Since May, the French rail operator, SNCF, is updating 166 km of tracks on the nearly forty-year-old Paris-Lyon high-speed train line after structural issues were found in 2009. Every night, until 2023, one giant railway track-laying machine updates 500 m of tracks in eight hours straight.
Inaugurated back in 1981, the Paris-Lyon high-speed train line isn’t only the first track to welcome the SNCF’s famous TGV, it’s also Europe’s busiest high-speed line. Every day, up to 300 TGVs travel on its tracks.
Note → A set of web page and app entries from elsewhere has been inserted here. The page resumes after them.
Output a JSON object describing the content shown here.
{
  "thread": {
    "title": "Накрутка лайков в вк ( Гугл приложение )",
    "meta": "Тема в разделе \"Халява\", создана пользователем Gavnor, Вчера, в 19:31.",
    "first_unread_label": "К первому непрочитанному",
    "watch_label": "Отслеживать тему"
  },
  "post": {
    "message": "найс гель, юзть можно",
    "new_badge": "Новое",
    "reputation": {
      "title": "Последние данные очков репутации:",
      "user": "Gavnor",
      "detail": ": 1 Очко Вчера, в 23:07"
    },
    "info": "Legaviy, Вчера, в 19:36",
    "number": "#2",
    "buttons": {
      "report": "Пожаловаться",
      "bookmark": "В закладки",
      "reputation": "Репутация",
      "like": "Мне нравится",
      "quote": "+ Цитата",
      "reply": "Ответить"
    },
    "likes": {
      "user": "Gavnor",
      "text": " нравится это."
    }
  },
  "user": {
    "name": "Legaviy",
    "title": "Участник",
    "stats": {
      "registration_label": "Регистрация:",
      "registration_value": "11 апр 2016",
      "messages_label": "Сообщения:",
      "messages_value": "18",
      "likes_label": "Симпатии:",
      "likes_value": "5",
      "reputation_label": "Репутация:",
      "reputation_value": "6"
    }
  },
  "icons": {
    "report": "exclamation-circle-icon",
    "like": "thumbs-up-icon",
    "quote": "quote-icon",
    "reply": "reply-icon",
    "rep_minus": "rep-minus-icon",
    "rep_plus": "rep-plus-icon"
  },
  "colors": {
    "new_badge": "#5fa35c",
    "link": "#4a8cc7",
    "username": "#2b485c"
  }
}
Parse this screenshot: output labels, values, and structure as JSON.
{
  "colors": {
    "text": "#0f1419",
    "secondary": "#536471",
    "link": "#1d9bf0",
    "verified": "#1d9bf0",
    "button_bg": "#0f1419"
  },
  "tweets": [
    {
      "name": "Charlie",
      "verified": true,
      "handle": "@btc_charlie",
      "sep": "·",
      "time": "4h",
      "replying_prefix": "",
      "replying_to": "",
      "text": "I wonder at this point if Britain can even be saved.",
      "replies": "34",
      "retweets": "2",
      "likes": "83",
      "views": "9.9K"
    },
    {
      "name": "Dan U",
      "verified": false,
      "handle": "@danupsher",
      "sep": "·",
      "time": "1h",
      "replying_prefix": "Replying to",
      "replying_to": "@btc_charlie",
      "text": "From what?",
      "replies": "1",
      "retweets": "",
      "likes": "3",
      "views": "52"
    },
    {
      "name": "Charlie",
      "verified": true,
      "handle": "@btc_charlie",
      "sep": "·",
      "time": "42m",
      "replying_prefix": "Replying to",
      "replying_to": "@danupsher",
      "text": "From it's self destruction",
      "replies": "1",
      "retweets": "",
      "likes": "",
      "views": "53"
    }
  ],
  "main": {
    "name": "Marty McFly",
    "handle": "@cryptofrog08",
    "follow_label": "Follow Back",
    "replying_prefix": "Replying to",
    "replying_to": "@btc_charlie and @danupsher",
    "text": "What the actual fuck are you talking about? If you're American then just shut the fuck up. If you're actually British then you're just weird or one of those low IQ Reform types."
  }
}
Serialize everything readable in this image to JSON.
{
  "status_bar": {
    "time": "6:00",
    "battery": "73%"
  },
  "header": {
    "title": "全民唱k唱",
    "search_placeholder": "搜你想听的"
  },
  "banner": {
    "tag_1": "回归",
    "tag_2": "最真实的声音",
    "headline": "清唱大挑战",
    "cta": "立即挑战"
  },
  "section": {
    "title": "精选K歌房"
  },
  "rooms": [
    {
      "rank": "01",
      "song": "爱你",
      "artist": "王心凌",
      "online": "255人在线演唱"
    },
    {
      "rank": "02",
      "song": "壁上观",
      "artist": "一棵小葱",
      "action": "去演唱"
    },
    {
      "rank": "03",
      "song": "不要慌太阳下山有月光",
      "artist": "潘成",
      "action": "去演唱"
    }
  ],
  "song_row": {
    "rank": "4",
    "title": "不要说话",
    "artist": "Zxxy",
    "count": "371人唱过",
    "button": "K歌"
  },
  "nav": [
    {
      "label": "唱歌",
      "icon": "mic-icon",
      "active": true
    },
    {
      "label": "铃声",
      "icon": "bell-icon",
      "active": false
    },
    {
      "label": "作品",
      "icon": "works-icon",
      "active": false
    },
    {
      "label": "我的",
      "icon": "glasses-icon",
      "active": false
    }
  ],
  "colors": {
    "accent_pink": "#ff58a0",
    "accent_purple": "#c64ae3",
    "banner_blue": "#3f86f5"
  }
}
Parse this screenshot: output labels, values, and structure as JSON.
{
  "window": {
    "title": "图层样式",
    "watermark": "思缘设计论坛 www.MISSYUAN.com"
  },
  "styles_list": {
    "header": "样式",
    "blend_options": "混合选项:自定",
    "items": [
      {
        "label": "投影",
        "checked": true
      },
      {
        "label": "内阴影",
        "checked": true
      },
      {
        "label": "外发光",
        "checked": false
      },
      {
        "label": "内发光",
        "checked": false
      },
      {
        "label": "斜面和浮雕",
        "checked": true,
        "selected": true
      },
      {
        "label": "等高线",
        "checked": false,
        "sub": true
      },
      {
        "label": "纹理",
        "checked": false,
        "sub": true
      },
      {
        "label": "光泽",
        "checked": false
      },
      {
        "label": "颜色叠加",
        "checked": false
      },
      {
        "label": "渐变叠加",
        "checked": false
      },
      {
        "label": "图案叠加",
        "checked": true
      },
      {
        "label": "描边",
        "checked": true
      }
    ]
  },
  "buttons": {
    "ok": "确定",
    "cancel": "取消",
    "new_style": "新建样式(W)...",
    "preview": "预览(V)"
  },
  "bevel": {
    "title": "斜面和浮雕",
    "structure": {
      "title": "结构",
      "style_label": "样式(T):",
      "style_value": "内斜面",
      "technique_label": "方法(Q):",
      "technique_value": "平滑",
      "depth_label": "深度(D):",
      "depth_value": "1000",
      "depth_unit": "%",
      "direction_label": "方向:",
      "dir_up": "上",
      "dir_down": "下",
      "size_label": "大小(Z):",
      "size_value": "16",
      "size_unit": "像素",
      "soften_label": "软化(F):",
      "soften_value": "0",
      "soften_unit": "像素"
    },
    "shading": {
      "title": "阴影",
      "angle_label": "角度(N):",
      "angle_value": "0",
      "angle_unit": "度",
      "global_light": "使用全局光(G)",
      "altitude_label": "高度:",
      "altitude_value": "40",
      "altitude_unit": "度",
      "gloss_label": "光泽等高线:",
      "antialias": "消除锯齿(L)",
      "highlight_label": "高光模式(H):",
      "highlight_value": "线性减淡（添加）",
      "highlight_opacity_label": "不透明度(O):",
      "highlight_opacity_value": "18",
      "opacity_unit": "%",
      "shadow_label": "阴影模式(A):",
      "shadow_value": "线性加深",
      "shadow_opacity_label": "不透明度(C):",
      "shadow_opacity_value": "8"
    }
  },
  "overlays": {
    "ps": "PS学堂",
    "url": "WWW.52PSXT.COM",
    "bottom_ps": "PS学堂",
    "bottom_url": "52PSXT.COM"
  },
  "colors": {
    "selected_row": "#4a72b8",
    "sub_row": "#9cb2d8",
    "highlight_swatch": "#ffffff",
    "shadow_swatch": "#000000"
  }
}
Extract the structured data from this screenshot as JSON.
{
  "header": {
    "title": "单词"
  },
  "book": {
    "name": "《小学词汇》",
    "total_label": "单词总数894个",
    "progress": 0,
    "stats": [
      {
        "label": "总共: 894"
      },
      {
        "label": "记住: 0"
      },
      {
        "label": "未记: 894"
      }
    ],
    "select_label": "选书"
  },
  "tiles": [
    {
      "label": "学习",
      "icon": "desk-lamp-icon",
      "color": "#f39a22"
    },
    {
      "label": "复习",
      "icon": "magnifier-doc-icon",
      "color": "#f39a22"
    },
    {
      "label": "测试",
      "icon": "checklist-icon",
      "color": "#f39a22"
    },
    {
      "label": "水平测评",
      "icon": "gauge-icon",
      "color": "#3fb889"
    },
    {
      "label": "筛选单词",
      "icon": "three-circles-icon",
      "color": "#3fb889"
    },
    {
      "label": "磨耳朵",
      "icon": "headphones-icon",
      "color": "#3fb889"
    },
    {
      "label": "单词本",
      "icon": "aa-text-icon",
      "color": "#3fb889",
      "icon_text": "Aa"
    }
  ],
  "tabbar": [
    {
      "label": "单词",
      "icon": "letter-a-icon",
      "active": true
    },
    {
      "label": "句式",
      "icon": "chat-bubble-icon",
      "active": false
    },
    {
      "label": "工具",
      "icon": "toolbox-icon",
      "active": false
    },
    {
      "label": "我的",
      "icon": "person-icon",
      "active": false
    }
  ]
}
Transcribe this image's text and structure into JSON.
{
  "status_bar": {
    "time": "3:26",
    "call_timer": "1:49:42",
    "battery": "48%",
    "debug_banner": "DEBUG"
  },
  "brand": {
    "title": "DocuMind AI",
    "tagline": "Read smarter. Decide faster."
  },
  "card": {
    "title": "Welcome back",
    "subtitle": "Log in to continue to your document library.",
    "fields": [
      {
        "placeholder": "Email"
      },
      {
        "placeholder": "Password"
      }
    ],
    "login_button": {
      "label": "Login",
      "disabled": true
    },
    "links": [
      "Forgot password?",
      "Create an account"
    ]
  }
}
In 2019, it transported 52 million passengers, accounting for one-third of France’s rail traffic.
After nearly forty years of use, the railway tracks need an update. “In 2009, there was an incident with some beams, which forced us to slow down the line for several weeks. We replaced the faulty beams but the risk still exists, which is why this project is in progress,” explains Alexandre Bertholet, in charge of the track’s maintenance.
The magnitude of this work is enormous. 166 km out of the line’s 790 km need replacing, and all that without affecting the daily TGV traffic. Every night since May, and up until 2023, work starts after the last train, and continues for eight hours straight. “We have a 15-minute margin until the first train,” adds the manager.
Replacing the tracks without affecting the day-to-day TGV traffic is possible thanks to a 700 meter-long and 2 500 tons railway track-laying machine. Costing 18 million euros, this factory on rails separates the rails from the beams, removes and replaces the old structure, and reattaches the rail. It does all that in one go accompanied by a deafening ruckus, at a rate of 500 meters a night.
“This is the first time we update our high-speed lines, which are aging,” explains Jérôme Grand, Bourgogne-Franche-Comté SNCF Network Manager. More than simple maintenance, this update is part of the construction of the ‘high-performance network’. This 700-million-euros project aims at increasing the frequency on the busiest high-speed axis. There should be 14 TGVs per hour in 2025, and 16 per hour in 2030 on the Paris-Lyon line alone.